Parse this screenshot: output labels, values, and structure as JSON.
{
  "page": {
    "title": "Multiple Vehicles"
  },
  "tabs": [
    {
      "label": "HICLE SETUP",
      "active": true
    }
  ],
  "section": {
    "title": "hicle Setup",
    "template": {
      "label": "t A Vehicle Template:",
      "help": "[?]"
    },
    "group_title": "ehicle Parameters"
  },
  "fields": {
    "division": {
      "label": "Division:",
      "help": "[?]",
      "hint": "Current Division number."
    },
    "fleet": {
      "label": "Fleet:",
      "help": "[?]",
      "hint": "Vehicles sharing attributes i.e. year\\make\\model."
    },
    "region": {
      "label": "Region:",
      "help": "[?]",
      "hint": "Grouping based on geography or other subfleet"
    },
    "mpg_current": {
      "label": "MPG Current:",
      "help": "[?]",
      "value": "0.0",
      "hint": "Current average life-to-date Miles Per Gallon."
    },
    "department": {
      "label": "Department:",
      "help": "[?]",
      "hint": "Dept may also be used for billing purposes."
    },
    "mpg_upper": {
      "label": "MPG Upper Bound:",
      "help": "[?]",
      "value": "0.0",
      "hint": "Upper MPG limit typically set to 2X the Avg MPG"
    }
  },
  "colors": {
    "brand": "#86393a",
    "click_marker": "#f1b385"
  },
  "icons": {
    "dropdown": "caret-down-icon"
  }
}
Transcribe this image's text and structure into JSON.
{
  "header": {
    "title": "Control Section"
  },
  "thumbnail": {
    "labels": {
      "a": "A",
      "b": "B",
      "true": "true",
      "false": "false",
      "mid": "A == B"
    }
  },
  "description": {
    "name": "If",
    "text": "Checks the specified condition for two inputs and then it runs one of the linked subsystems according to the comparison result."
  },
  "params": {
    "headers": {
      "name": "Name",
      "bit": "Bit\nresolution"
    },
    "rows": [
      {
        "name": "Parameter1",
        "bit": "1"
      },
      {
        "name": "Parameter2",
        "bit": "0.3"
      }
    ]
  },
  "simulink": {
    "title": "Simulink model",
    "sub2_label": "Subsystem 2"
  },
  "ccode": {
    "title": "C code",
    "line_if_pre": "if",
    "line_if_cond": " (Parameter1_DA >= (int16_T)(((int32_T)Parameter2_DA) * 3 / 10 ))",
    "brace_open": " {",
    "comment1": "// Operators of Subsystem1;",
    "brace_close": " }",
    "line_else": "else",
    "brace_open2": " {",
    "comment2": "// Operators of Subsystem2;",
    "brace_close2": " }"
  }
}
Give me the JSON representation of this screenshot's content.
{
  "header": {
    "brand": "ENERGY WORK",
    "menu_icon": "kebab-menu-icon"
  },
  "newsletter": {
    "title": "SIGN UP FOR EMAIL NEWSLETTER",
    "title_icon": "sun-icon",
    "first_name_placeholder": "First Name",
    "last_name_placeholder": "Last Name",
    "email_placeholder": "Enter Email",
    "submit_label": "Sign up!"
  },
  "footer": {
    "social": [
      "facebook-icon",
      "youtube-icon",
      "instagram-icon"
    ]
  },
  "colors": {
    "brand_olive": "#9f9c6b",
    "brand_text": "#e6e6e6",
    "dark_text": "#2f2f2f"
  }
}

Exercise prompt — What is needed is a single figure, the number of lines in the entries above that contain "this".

Answer to the problem — 3